Georgetown University students rallied in front of the Supreme Court on the day of oral arguments in United States v. Rahimi, a case which will decide whether domestic abusers have a right to gun ownership.
Gun violence prevention organizations Georgetown March For Our Lives and Students Demand Action as well as H*yas For Choice joined in a rally before the hearing of the case Nov. 7. At the rally, over 200 people, including 14 Georgetown students, showed up to support victims of domestic abuse and call for red-flag laws. Actress Julianne Moore, Sen. Amy Klobuchar (D-Minn.) and former representative Gabby Giffords (D-Ariz.) all spoke to the crowd about the need for gun restrictions.
In the case, the Court’s justices will decide on the constitutionality of a federal law prohibiting gun ownership by people under domestic violence restraining orders. The case comes to the court as Texas man Zackey Rahimi was charged with illegal firearm possession after publicly shooting a gun while under a domestic violence restraining order. The U.S. Court of Appeals for the Fifth Circuit overturned his conviction, ruling that this law violates the Second Amendment.

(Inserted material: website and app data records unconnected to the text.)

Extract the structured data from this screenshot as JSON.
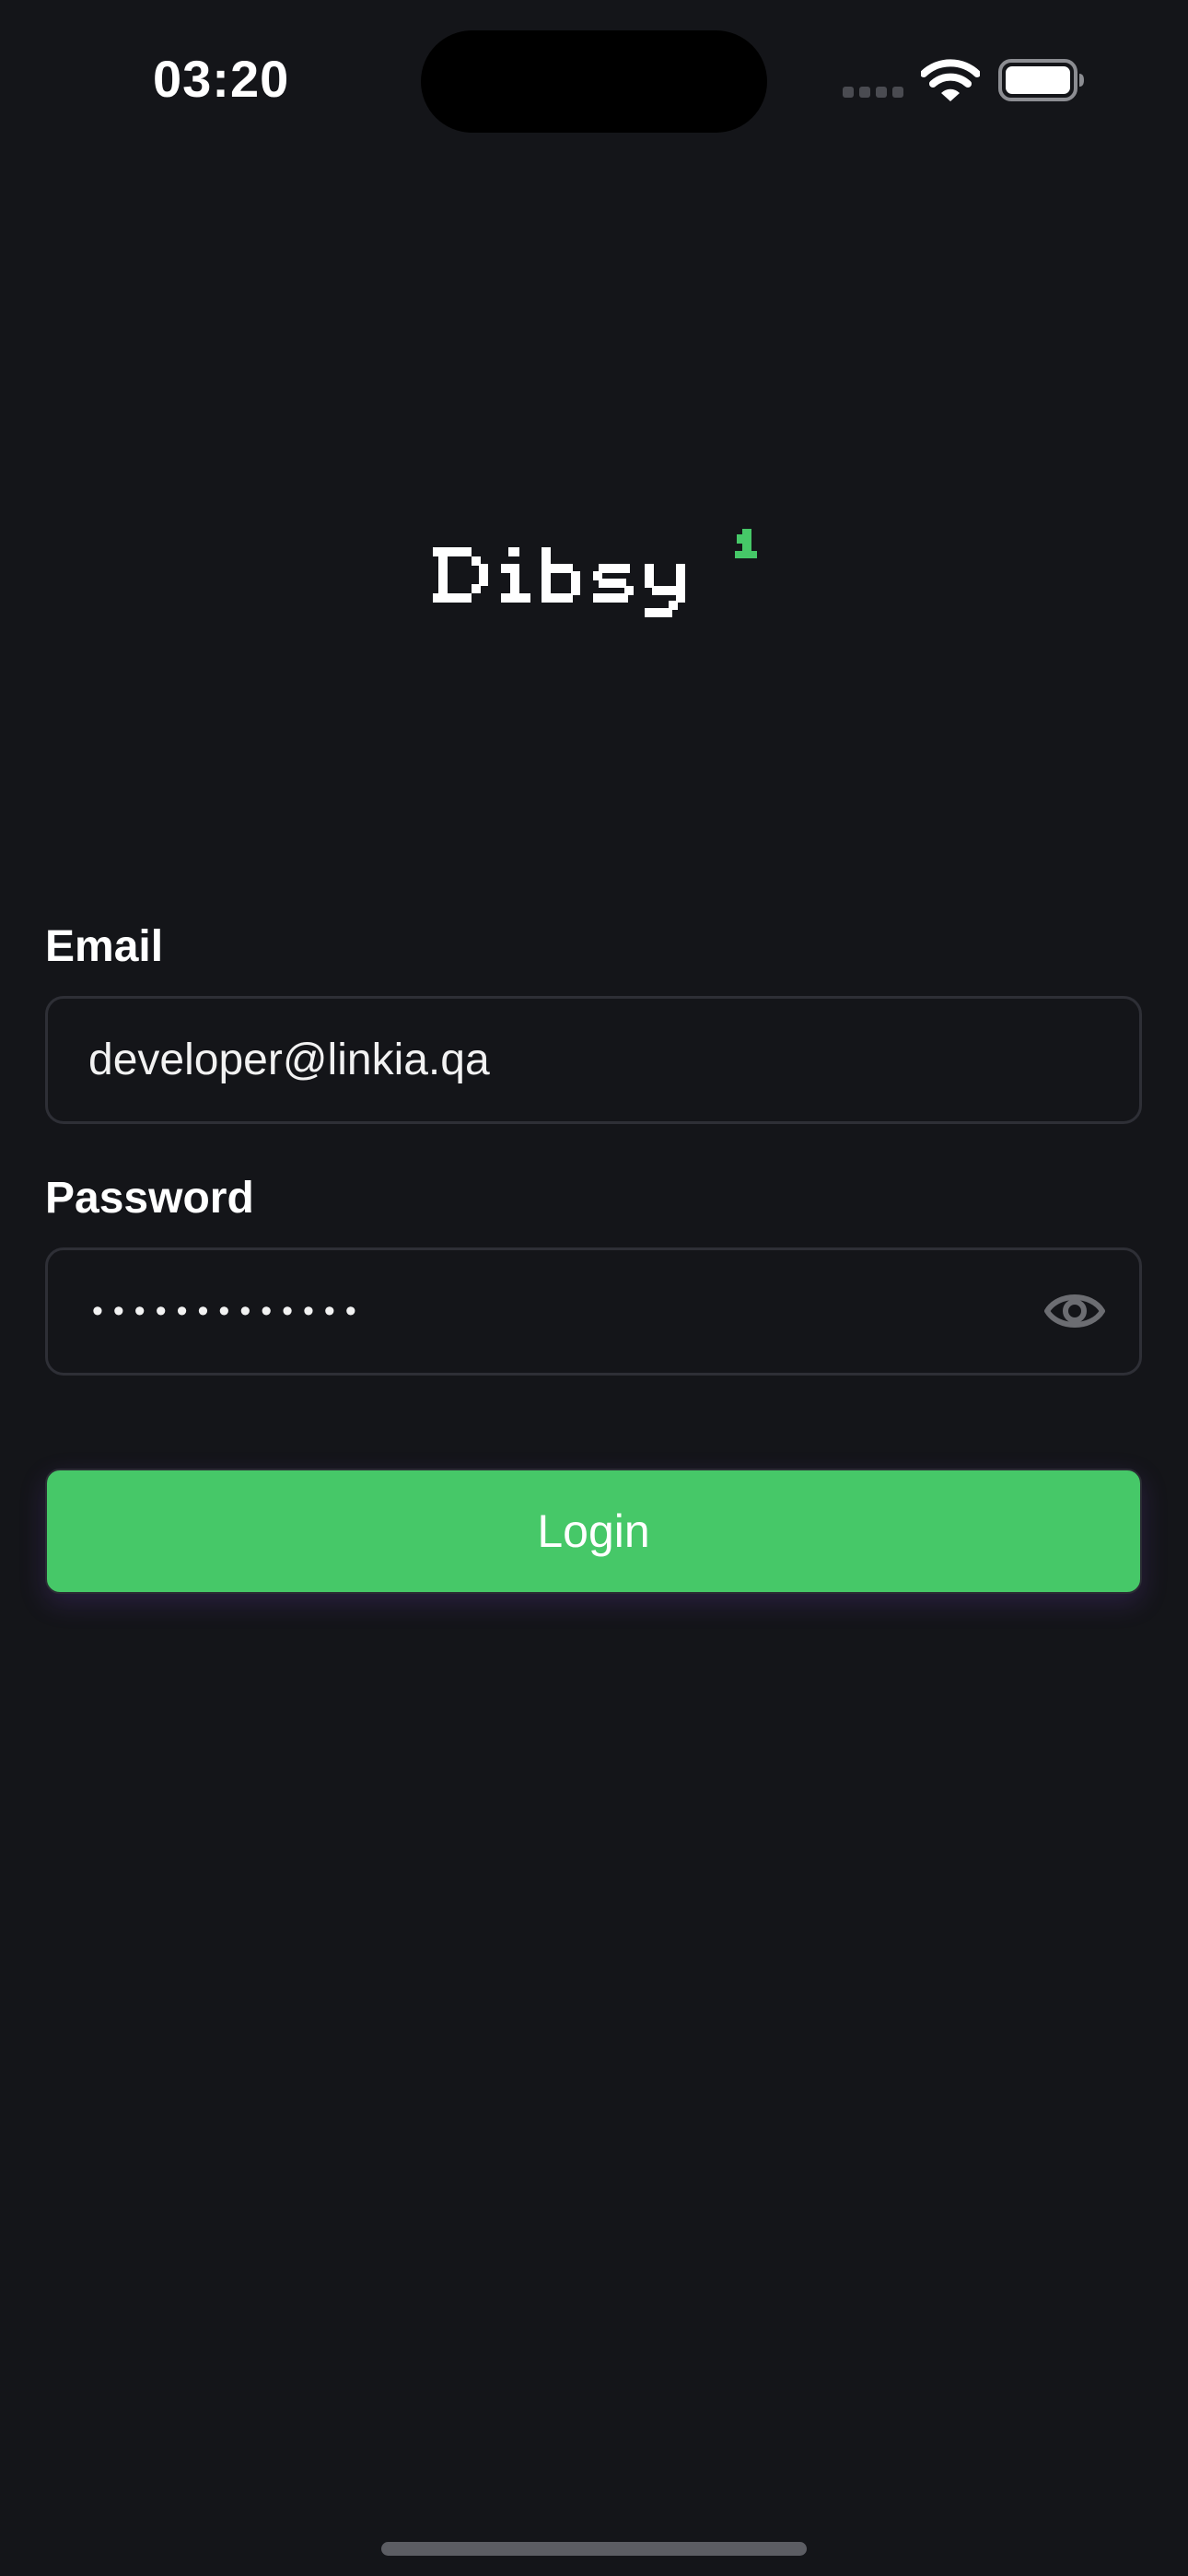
{
  "status_bar": {
    "time": "03:20"
  },
  "logo": {
    "text": "Dibsy",
    "badge": "1",
    "accent_color": "#46c868"
  },
  "form": {
    "email": {
      "label": "Email",
      "value": "developer@linkia.qa"
    },
    "password": {
      "label": "Password",
      "masked_value": "•••••••••••••",
      "toggle_icon": "eye-icon"
    },
    "login_label": "Login"
  },
  "colors": {
    "background": "#141519",
    "primary_button": "#46c868",
    "field_border": "#2e2f36"
  }
}
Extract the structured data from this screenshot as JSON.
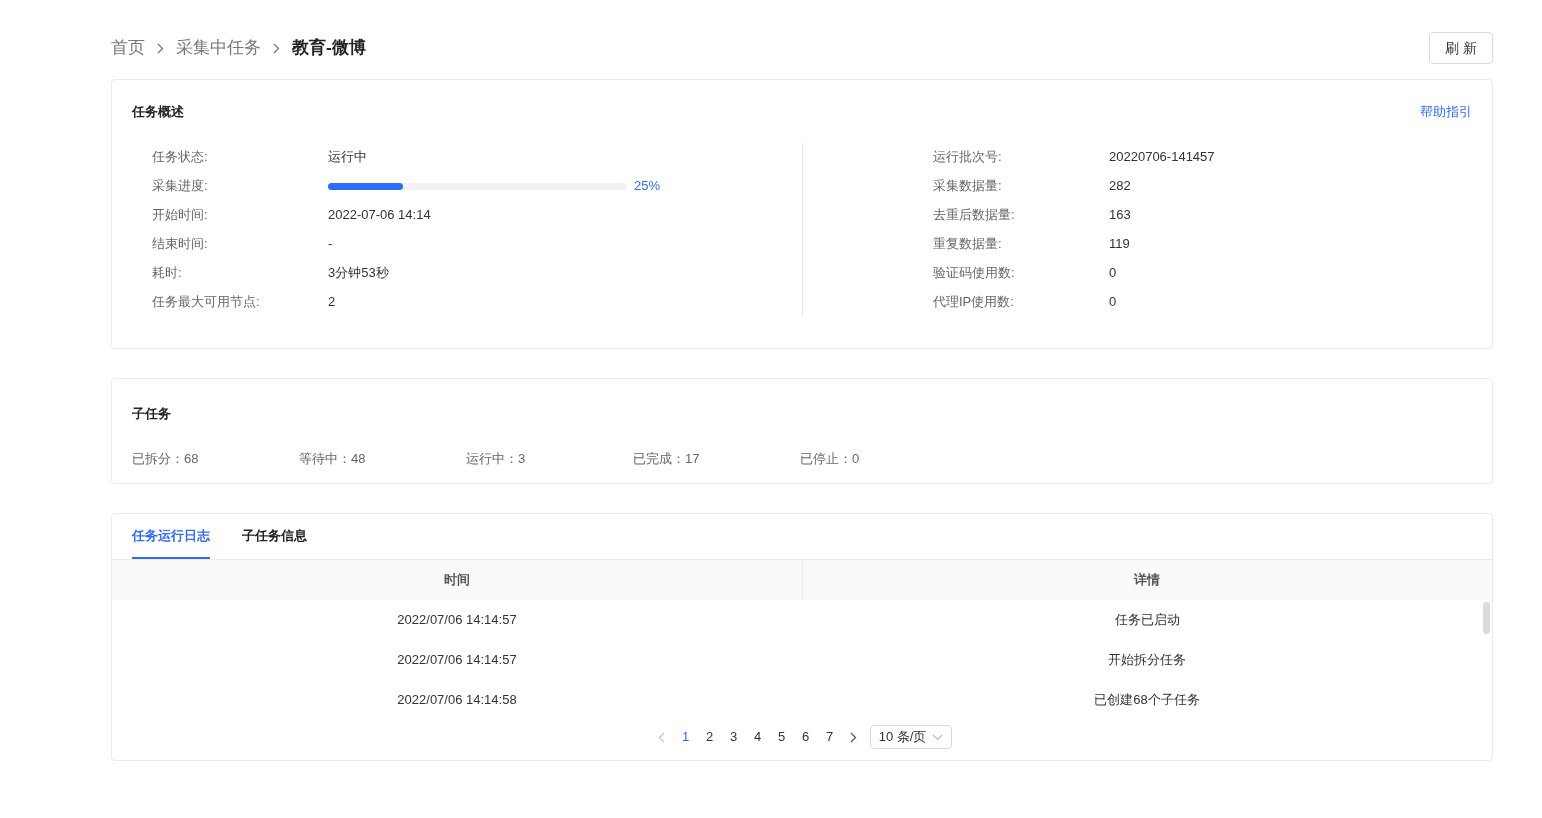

Gun legislation advocates say a ruling in favor of Rahimi would significantly weaken gun laws and put women and children at risk of domestic violence. On average, 110 Americans are killed by guns daily, 70 women are shot and killed by an intimate partner every month and over 4.5 million women have reported being threatened with a gun by an intimate partner, according to Everytown for Gun Safety, a nonprofit organization that advocates against gun violence.
Emma Vonder Haar (CAS ’26), the co-leader and founder of Georgetown’s chapter of Students Demand Action, a gun violence prevention nonprofit, was in charge of organizing Georgetown students to go to the rally.

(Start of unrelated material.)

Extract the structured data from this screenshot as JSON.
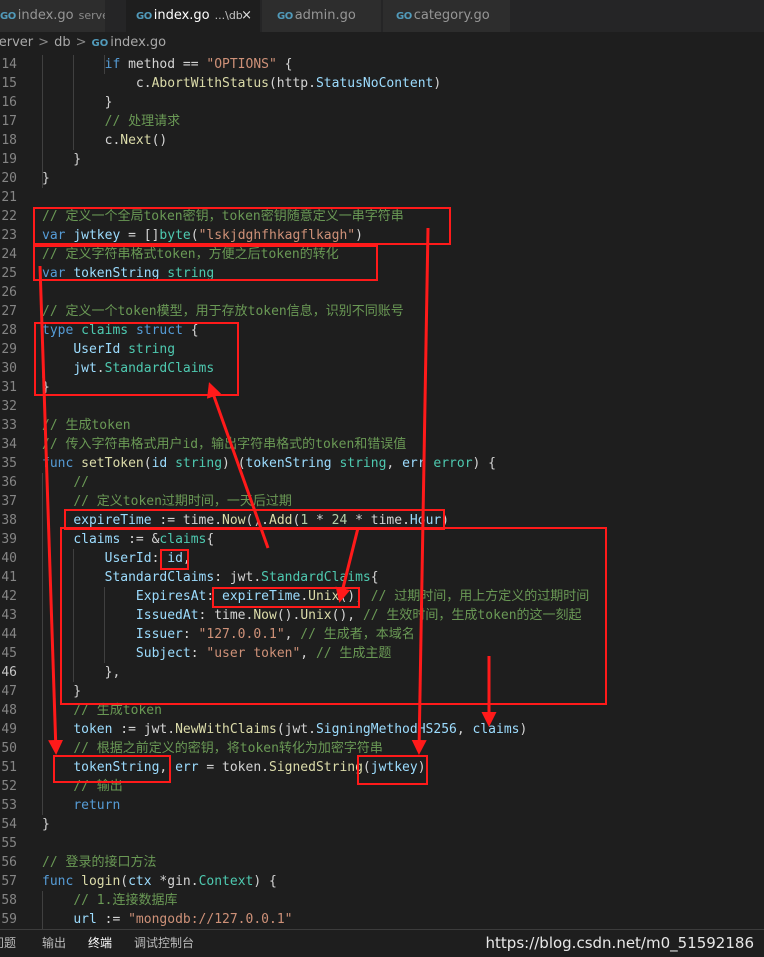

Vonder Haar said domestic violence goes hand-in-hand with gun violence.
“Most people don’t think of domestic violence and its relationship with gun violence,” Vonder Haar said. “Domestic violence is often forgotten about because it mainly affects women, it mainly affects black and brown women, and those are communities that are marginalized.”
Vonder Haar said she was inspired to join in the movement for gun violence prevention after witnessing a shooting as a child.

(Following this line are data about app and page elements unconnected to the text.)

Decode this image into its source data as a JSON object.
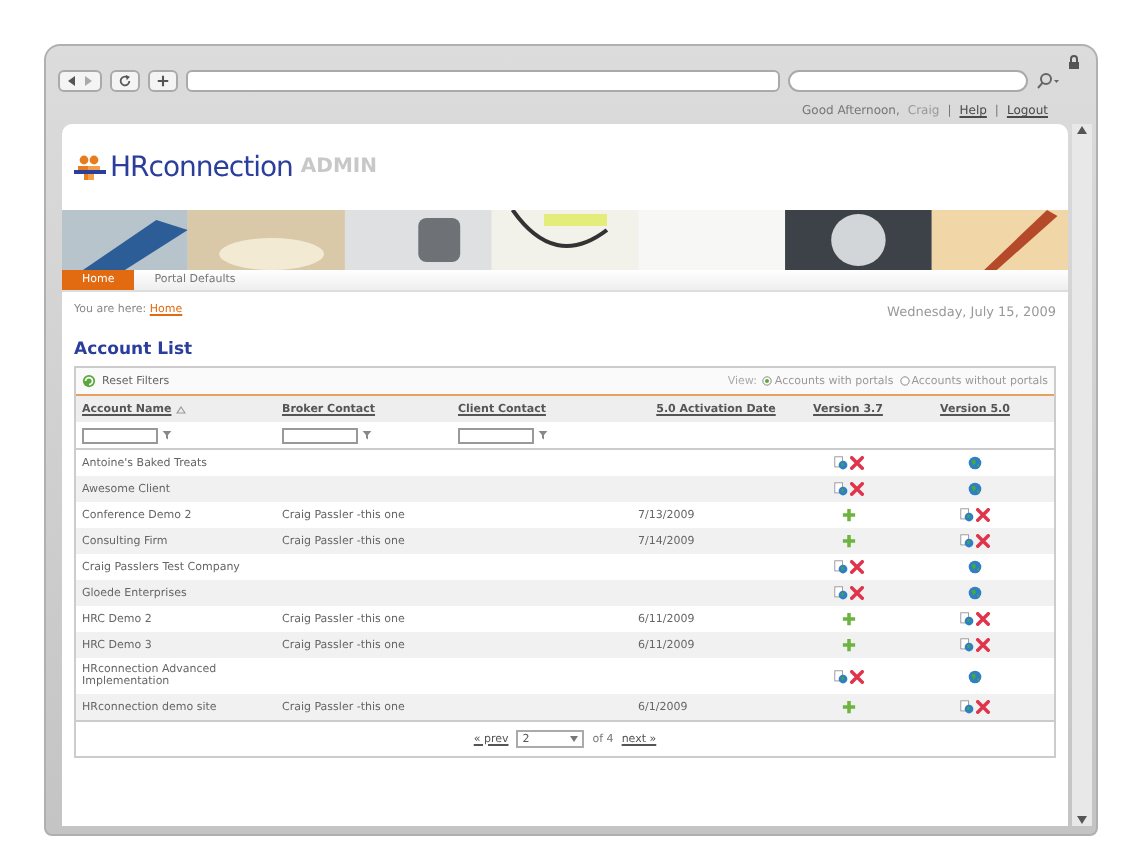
{
  "top_bar": [
    {
      "kind": "text",
      "text": "Good Afternoon,"
    },
    {
      "kind": "user",
      "text": "Craig"
    },
    {
      "kind": "sep",
      "text": "|"
    },
    {
      "kind": "link",
      "text": "Help"
    },
    {
      "kind": "sep",
      "text": "|"
    },
    {
      "kind": "link",
      "text": "Logout"
    }
  ],
  "logo": {
    "name": "HRconnection",
    "suffix": "ADMIN"
  },
  "tabs": [
    {
      "label": "Home",
      "selected": true
    },
    {
      "label": "Portal Defaults",
      "selected": false
    }
  ],
  "breadcrumb": {
    "prefix": "You are here:",
    "link": "Home"
  },
  "date": "Wednesday, July 15, 2009",
  "title": "Account List",
  "reset_filters": "Reset Filters",
  "view": {
    "label": "View:",
    "options": [
      {
        "label": "Accounts with portals",
        "selected": true
      },
      {
        "label": "Accounts without portals",
        "selected": false
      }
    ]
  },
  "table": {
    "columns": [
      {
        "label": "Account Name",
        "sorted": true,
        "filter": true
      },
      {
        "label": "Broker Contact",
        "sorted": false,
        "filter": true
      },
      {
        "label": "Client Contact",
        "sorted": false,
        "filter": true
      },
      {
        "label": "5.0 Activation Date",
        "sorted": false,
        "filter": false
      },
      {
        "label": "Version 3.7",
        "sorted": false,
        "filter": false
      },
      {
        "label": "Version 5.0",
        "sorted": false,
        "filter": false
      }
    ],
    "rows": [
      {
        "account": "Antoine's Baked Treats",
        "broker": "",
        "date": "",
        "v37": {
          "kind": "portal"
        },
        "v50": {
          "kind": "globe"
        }
      },
      {
        "account": "Awesome Client",
        "broker": "",
        "date": "",
        "v37": {
          "kind": "portal"
        },
        "v50": {
          "kind": "globe"
        }
      },
      {
        "account": "Conference Demo 2",
        "broker": "Craig Passler -this one",
        "date": "7/13/2009",
        "v37": {
          "kind": "add"
        },
        "v50": {
          "kind": "portal"
        }
      },
      {
        "account": "Consulting Firm",
        "broker": "Craig Passler -this one",
        "date": "7/14/2009",
        "v37": {
          "kind": "add"
        },
        "v50": {
          "kind": "portal"
        }
      },
      {
        "account": "Craig Passlers Test Company",
        "broker": "",
        "date": "",
        "v37": {
          "kind": "portal"
        },
        "v50": {
          "kind": "globe"
        }
      },
      {
        "account": "Gloede Enterprises",
        "broker": "",
        "date": "",
        "v37": {
          "kind": "portal"
        },
        "v50": {
          "kind": "globe"
        }
      },
      {
        "account": "HRC Demo 2",
        "broker": "Craig Passler -this one",
        "date": "6/11/2009",
        "v37": {
          "kind": "add"
        },
        "v50": {
          "kind": "portal"
        }
      },
      {
        "account": "HRC Demo 3",
        "broker": "Craig Passler -this one",
        "date": "6/11/2009",
        "v37": {
          "kind": "add"
        },
        "v50": {
          "kind": "portal"
        }
      },
      {
        "account": "HRconnection Advanced Implementation",
        "broker": "",
        "date": "",
        "v37": {
          "kind": "portal"
        },
        "v50": {
          "kind": "globe"
        }
      },
      {
        "account": "HRconnection demo site",
        "broker": "Craig Passler -this one",
        "date": "6/1/2009",
        "v37": {
          "kind": "add"
        },
        "v50": {
          "kind": "portal"
        }
      }
    ]
  },
  "pager": {
    "prev": "« prev",
    "page": "2",
    "of": "of 4",
    "next": "next »"
  }
}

“Hearing the stories of the survivors on the steps of the Supreme Court, just every story really solidifies why we do the work we do, even when it’s hard,” Vonder Haar told the Hoya. “We should be ashamed that over 110 Americans are killed every day by guns and that over 70 women a month are killed by domestic abusers.”
United States v. Rahimi is the Supreme Court’s first Second Amendment rights case brought before the Court since New York State Rifle & Pistol Association v. Bruen, in which the Court ruled that the Second Amendment right to self-defense exists both in and outside of the home. The Rahimi case brings gun rights back to the Court for possible clarification on that test to determine whether the right to bear arms should stand regardless of criminal status.
Ari Kane (CAS ’24), the chapter lead for March For Our Lives Georgetown, said gun violence is preventable and students can take measures to end it.
“Guns are something that makes us less safe, and there is a way to end gun violence. We just need to make the choice to end it,” Kane told The Hoya. “If you’re into politics, joining our lobby days. If you’re really artistic, going to our art builds and teach-ins and going to rallies. There are so many different ways that you can use your own skills as just a person, not even an organizer.”
Elinor Clark (CAS ’27), a rally attendee, said events like this rally are crucial in taking a stance with survivors.
“A lot of times this harassment can turn violent,” Clark said. “It is really important to show solidarity with survivors of domestic and gun violence. We, as students, have an obligation to use our voices for good.”
81% of American women are survivors of sexual harassment, according to the National Sexual Violence Resource Center.
Vonder Haar said organizing for gun violence prevention in Washington, D.C. is particularly important because of the city’s rate of gun violence.
“It can be difficult to do this kind of organizing within D.C. It’s a different kind of challenge because D.C. has the highest rate of gun violence in the nation, the highest rate of homicides,” Vonder Haar told the Hoya.
Vondar Haar added that the consequence of arming domestic abusers is self-explanatory.
“It doesn’t take a fortune teller to tell you what will happen when arming domestic abusers,” Vonder Haar said.